Gaming for Students: Is It Good or Bad?
Today’s world demands that we be able to accomplish multiple tasks in a short span of time, often with the use of a single tool such as our PC or a smart device. Tomorrow’s world will demand it more, making it doubly important that children learn a task-based approach and can be flexible in managing and prioritizing these tasks.
Research has repeatedly indicated that action video game players develop these task-performing abilities in an increased capacity when compared to those who do not partake in action video gameplay. Other traits associated with modern video gameplay involve superior self-control, enhanced academic performance, better student relationship building, and superior social skills. This is due, in a significant part, to the collaborative nature of video games.
Is Gaming Good or Bad?
Increasingly, video games are being viewed by young gamers not as an isolated activity, but rather as a time to socialize and bond with their friends. The challenges, fun, and excitement elicited by video games are received with delight by children who enjoy video games, but parental concerns begin to factor into the amount of video games that children play and what other effects it has on them. For instance, parents worry that video games teach their children to be more violent or to grow desensitized to violent acts. It is also a source of frustration as an immersed child can lose track of time and delay themselves from a normal operating schedule, leading to the neglect of certain important activities or responsibilities.
These parental concerns are not unwarranted, but only in situations where video gameplay results in children avoiding or neglecting more pressing aspects of their academic life such as their schoolwork or homework assignments. Many parents cannot grasp that video gameplay is currently a normal part of children's play, believing that games are just consumed for the purposes of fun, and negatively impact their children's development. This often creates conflict between parents who may have different opinions on video games.
Research from PISA has found, however, that moderate and time-conscious gameplay by youngsters not only has little to no negative effects but can, in fact, be more of a positive aspect of children’s development depending on when and how children engage in these games. They have been shown to promote spatial and visual skills, and have even been used as a way to help dyslexic children adjust their reading abilities. Video games have also been linked to bolstering childrens’ interest and love for learning history attained through reading about and researching the worlds their gameplay is engaged in.
Studies have even shown health benefits in video gameplay. Video games often require physical maneuverability through requirement game movements, even in children who are sedentary while playing. Video games have been shown to promote critical thinking, concentration, focus, avoidance of distractions, attention, memory, and other pivotal cognitive aspects of human development. Those who engage in at least an hour of gaming per day have been shown (in studies) to be able to develop deeper focus skills and concentration.

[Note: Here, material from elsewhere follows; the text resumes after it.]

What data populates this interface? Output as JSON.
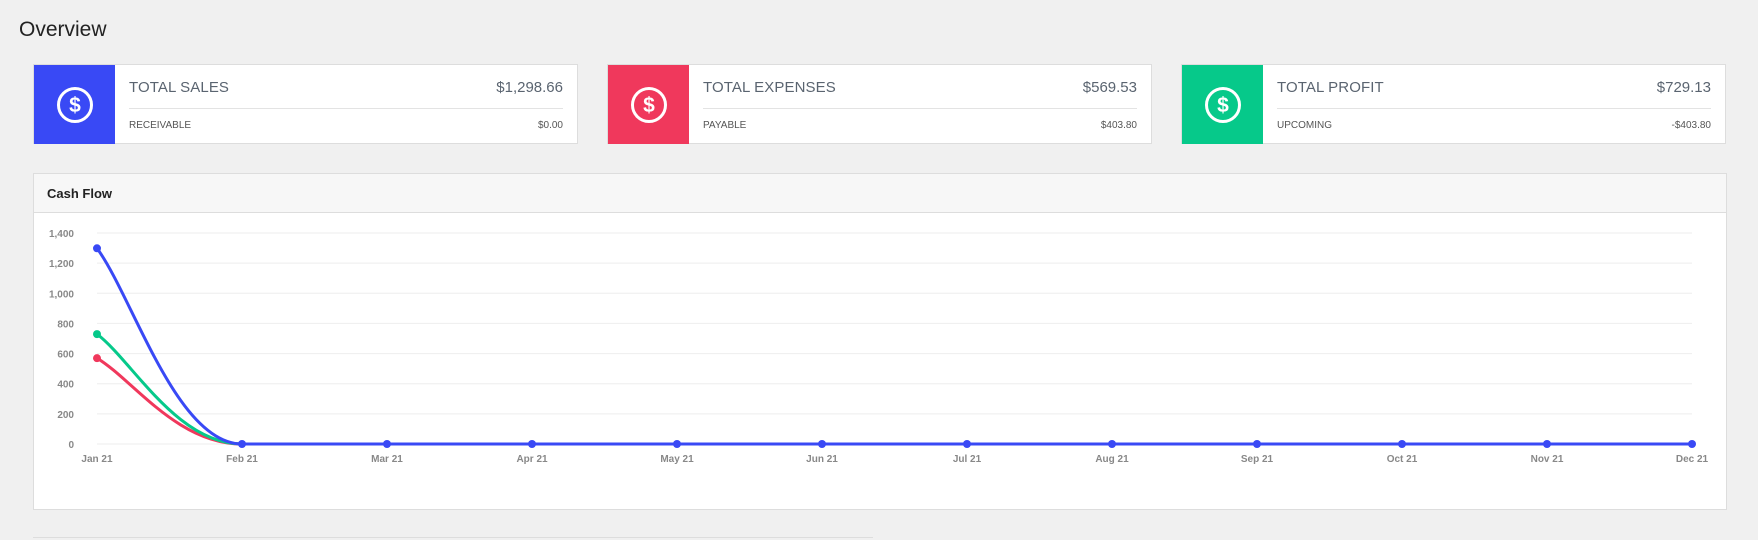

Those who engage in at least 3 daily gaming hours over a two-week span were found to have grown in terms of cognitive prowess, concentration, attention to details, and experienced superior spatial skill development. There is even research to indicate that children with ADHD and autism can benefit in the educational sphere by being able to concentrate better in class with video gaming as the prescribed treatment.
Gaming as a Teaching Tool
Appended with the enhancement of understanding, learning, and deeper enhancement of essential skills like biology, coding, and mathematics, they have certainly illustrated themselves to be a superb contributor to skill development that will serve children well in their attempt to succeed in not just a K through 12 education, but also in their college careers.
Besides being a great teaching tool, one that educators are starting to use more extensively, especially considering that most kids play video games, video games have been shown to condition kids’ confidence, self-esteem, and healthy development of social interactions with others (peers and adults).
However, the health-promoting benefits are not limited to children. A recently published study by cognitive researchers at the University of California, San Diego School of Medicine, linked gaming to a reduced likelihood of developing dementia. Adults who played games since they were children were found to have better working memory. This indicates that video gaming actually carries both short and long-term cognitive benefits, as well as healthier emotional acumen.